In the records below, find each line with "this" and copy it.

Interface dataset entries:
==*==

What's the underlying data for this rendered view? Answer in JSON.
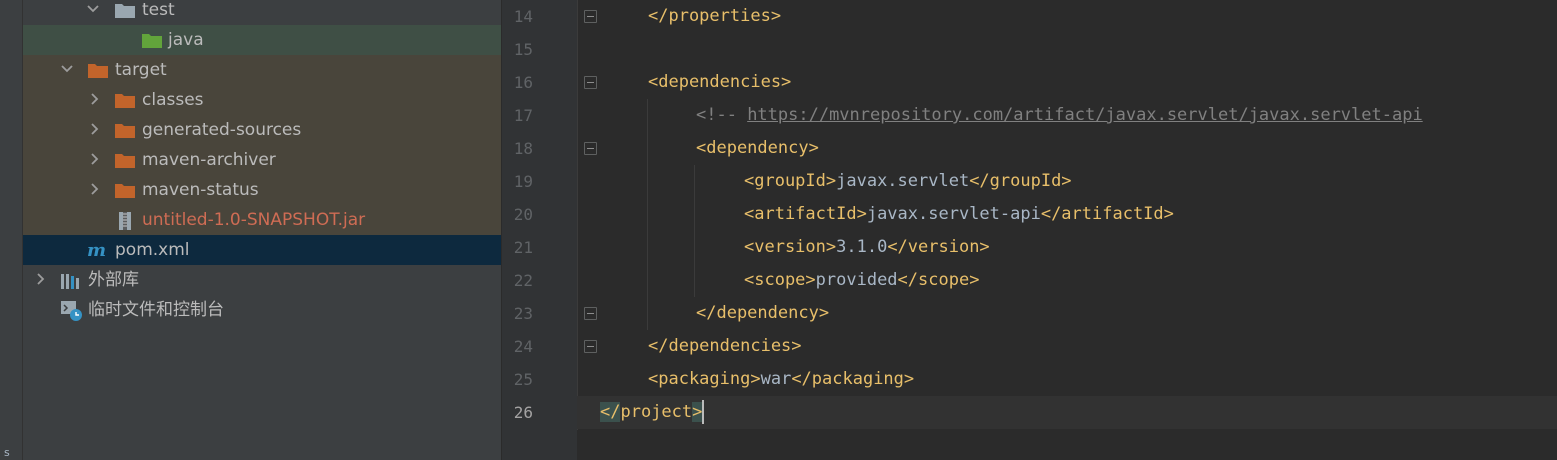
{
  "side_strip": {
    "letter": "s"
  },
  "tree": {
    "items": [
      {
        "label": "test",
        "kind": "folder-grey",
        "expanded": true
      },
      {
        "label": "java",
        "kind": "folder-green"
      },
      {
        "label": "target",
        "kind": "folder-orange",
        "expanded": true
      },
      {
        "label": "classes",
        "kind": "folder-orange",
        "expanded": false
      },
      {
        "label": "generated-sources",
        "kind": "folder-orange",
        "expanded": false
      },
      {
        "label": "maven-archiver",
        "kind": "folder-orange",
        "expanded": false
      },
      {
        "label": "maven-status",
        "kind": "folder-orange",
        "expanded": false
      },
      {
        "label": "untitled-1.0-SNAPSHOT.jar",
        "kind": "jar-file"
      },
      {
        "label": "pom.xml",
        "kind": "maven-file",
        "selected": true
      },
      {
        "label": "外部库",
        "kind": "library",
        "expanded": false
      },
      {
        "label": "临时文件和控制台",
        "kind": "scratches"
      }
    ]
  },
  "editor": {
    "line_numbers": [
      "14",
      "15",
      "16",
      "17",
      "18",
      "19",
      "20",
      "21",
      "22",
      "23",
      "24",
      "25",
      "26"
    ],
    "current_line": "26",
    "lines": {
      "l14": {
        "tag_open": "</properties>"
      },
      "l16": {
        "tag_open": "<dependencies>"
      },
      "l17": {
        "comment_start": "<!-- ",
        "url": "https://mvnrepository.com/artifact/javax.servlet/javax.servlet-api"
      },
      "l18": {
        "tag_open": "<dependency>"
      },
      "l19": {
        "open": "<groupId>",
        "value": "javax.servlet",
        "close": "</groupId>"
      },
      "l20": {
        "open": "<artifactId>",
        "value": "javax.servlet-api",
        "close": "</artifactId>"
      },
      "l21": {
        "open": "<version>",
        "value": "3.1.0",
        "close": "</version>"
      },
      "l22": {
        "open": "<scope>",
        "value": "provided",
        "close": "</scope>"
      },
      "l23": {
        "tag_open": "</dependency>"
      },
      "l24": {
        "tag_open": "</dependencies>"
      },
      "l25": {
        "open": "<packaging>",
        "value": "war",
        "close": "</packaging>"
      },
      "l26": {
        "lt": "</",
        "name": "project",
        "gt": ">"
      }
    }
  },
  "colors": {
    "tree_bg": "#3c3f41",
    "editor_bg": "#2b2b2b",
    "gutter_bg": "#313335",
    "xml_tag": "#e8bf6a",
    "xml_text": "#a9b7c6",
    "comment": "#808080",
    "line_number": "#606366",
    "selection_row": "#0d293e",
    "folder_orange": "#c2642b",
    "folder_green": "#62a43b",
    "folder_grey": "#9aa7b0",
    "jar_text": "#cf6c54",
    "maven_blue": "#3592c4"
  }
}
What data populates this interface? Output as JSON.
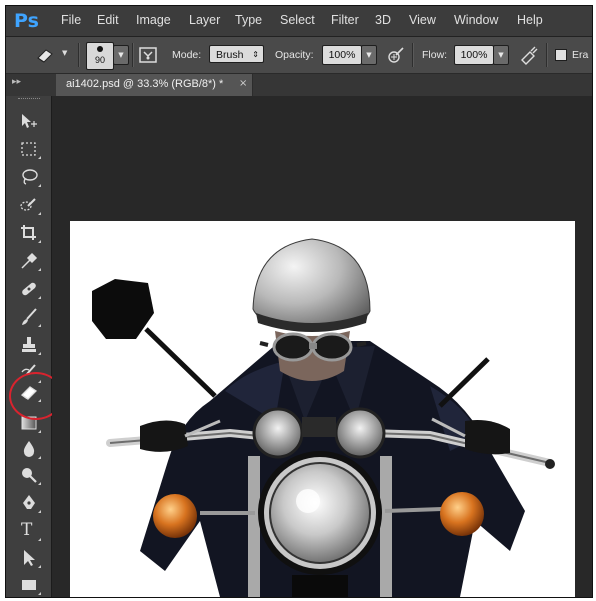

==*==

* [RESPONSE TO THE EXERCISE]
What's the underlying data for this rendered view? Answer in JSON.
What data populates this interface? Output as JSON.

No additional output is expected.